EXERCISE BRIEF — Retype the records below exactly as they appear.
-- -- --
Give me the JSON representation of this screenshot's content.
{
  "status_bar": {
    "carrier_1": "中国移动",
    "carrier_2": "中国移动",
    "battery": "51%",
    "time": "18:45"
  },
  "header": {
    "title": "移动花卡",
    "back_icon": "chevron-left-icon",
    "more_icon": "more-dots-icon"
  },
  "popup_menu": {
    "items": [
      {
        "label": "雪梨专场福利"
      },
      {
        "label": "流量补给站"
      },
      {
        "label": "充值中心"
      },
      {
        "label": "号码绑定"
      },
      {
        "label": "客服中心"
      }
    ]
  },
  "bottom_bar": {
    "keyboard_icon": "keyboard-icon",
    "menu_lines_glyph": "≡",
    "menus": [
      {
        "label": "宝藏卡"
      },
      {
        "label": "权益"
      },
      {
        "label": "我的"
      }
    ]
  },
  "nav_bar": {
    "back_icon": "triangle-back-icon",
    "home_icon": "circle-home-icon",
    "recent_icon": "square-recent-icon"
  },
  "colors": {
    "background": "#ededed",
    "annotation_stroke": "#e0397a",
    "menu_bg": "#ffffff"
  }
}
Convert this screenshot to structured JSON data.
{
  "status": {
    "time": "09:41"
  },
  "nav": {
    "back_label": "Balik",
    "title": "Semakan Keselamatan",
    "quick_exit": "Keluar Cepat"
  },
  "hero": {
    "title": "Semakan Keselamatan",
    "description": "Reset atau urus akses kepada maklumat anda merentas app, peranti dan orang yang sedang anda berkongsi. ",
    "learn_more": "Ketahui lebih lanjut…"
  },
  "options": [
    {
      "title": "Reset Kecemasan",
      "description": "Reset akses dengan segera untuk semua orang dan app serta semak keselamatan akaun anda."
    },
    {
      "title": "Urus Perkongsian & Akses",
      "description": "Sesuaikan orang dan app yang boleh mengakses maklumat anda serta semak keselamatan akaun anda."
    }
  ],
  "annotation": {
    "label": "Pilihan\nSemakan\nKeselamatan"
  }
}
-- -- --
ANSWER TO THIS PROBLEM —
Give me the JSON representation of this screenshot's content.
{
  "status_bar": {
    "carrier_1": "中国移动",
    "carrier_2": "中国移动",
    "battery": "51%",
    "time": "18:45"
  },
  "header": {
    "title": "移动花卡",
    "back_icon": "chevron-left-icon",
    "more_icon": "more-dots-icon"
  },
  "popup_menu": {
    "items": [
      {
        "label": "雪梨专场福利"
      },
      {
        "label": "流量补给站"
      },
      {
        "label": "充值中心"
      },
      {
        "label": "号码绑定"
      },
      {
        "label": "客服中心"
      }
    ]
  },
  "bottom_bar": {
    "keyboard_icon": "keyboard-icon",
    "menu_lines_glyph": "≡",
    "menus": [
      {
        "label": "宝藏卡"
      },
      {
        "label": "权益"
      },
      {
        "label": "我的"
      }
    ]
  },
  "nav_bar": {
    "back_icon": "triangle-back-icon",
    "home_icon": "circle-home-icon",
    "recent_icon": "square-recent-icon"
  },
  "colors": {
    "background": "#ededed",
    "annotation_stroke": "#e0397a",
    "menu_bg": "#ffffff"
  }
}
Convert this screenshot to structured JSON data.
{
  "status": {
    "time": "09:41"
  },
  "nav": {
    "back_label": "Balik",
    "title": "Semakan Keselamatan",
    "quick_exit": "Keluar Cepat"
  },
  "hero": {
    "title": "Semakan Keselamatan",
    "description": "Reset atau urus akses kepada maklumat anda merentas app, peranti dan orang yang sedang anda berkongsi. ",
    "learn_more": "Ketahui lebih lanjut…"
  },
  "options": [
    {
      "title": "Reset Kecemasan",
      "description": "Reset akses dengan segera untuk semua orang dan app serta semak keselamatan akaun anda."
    },
    {
      "title": "Urus Perkongsian & Akses",
      "description": "Sesuaikan orang dan app yang boleh mengakses maklumat anda serta semak keselamatan akaun anda."
    }
  ],
  "annotation": {
    "label": "Pilihan\nSemakan\nKeselamatan"
  }
}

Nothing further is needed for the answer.